*WORK TASK*. Search the data below for the string "ceramica" and copy all lines where it shows up.

*RECORD EXTRACTS*.
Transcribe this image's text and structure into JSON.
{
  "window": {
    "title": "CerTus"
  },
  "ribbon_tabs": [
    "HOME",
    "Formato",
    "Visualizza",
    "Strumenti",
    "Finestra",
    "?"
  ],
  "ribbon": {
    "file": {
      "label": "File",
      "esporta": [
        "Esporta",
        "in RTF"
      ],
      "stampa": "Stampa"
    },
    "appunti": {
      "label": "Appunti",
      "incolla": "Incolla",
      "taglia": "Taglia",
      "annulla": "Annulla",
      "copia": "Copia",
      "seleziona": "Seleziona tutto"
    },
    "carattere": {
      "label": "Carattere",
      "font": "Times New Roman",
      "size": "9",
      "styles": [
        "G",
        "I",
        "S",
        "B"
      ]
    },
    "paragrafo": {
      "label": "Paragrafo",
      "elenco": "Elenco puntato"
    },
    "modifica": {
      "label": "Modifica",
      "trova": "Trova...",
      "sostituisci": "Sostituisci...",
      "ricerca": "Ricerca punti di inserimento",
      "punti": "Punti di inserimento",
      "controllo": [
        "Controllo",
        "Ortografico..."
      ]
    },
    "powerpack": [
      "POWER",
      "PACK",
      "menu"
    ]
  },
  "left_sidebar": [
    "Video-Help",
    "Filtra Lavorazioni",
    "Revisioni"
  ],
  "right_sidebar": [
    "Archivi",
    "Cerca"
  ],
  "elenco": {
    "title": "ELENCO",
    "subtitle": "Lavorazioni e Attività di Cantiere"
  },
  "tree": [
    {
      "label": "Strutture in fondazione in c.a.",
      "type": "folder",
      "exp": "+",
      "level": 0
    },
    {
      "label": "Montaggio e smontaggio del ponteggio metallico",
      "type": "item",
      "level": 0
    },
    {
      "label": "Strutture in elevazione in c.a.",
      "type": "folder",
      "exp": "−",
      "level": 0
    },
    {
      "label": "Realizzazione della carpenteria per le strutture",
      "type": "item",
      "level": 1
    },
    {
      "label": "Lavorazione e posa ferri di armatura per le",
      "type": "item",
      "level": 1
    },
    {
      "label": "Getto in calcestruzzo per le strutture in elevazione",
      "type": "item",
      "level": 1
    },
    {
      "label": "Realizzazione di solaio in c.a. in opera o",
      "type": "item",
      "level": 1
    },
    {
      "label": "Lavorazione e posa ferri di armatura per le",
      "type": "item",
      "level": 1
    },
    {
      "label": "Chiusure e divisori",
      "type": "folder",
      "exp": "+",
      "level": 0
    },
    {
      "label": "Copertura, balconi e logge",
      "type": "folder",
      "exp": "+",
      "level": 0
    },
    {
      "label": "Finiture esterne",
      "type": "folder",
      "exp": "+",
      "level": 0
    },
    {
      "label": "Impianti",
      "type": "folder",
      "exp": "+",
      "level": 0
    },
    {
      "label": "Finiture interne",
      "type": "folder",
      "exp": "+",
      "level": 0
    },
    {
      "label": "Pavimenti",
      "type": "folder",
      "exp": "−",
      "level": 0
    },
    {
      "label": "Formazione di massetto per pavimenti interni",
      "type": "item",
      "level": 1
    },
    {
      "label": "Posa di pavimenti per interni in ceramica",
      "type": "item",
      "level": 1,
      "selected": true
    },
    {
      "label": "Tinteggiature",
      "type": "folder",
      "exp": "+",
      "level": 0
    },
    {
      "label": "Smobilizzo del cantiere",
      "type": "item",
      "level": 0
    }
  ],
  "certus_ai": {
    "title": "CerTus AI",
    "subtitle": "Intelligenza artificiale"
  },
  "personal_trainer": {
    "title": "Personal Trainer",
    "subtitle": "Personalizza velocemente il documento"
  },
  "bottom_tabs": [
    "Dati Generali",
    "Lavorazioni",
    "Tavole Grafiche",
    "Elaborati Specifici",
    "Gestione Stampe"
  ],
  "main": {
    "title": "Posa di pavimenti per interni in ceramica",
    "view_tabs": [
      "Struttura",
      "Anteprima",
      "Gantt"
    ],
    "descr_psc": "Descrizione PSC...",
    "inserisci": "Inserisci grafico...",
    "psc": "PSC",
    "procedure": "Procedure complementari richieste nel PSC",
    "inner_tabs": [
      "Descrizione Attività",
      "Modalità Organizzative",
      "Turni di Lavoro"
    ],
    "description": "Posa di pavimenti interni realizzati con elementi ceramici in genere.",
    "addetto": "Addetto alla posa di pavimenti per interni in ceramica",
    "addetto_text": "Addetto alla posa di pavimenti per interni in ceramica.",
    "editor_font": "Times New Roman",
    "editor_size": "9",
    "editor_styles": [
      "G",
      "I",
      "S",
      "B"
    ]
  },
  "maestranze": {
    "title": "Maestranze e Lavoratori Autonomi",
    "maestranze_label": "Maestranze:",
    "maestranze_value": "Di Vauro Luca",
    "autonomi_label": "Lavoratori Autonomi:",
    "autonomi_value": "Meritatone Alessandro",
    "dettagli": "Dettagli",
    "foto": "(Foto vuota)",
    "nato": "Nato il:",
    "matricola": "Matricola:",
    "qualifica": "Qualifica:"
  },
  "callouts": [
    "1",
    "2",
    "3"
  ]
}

*RESPONSE TO THIS TASK*.
      "label": "Posa di pavimenti per interni in ceramica",
    "title": "Posa di pavimenti per interni in ceramica",
    "addetto": "Addetto alla posa di pavimenti per interni in ceramica",
    "addetto_text": "Addetto alla posa di pavimenti per interni in ceramica.",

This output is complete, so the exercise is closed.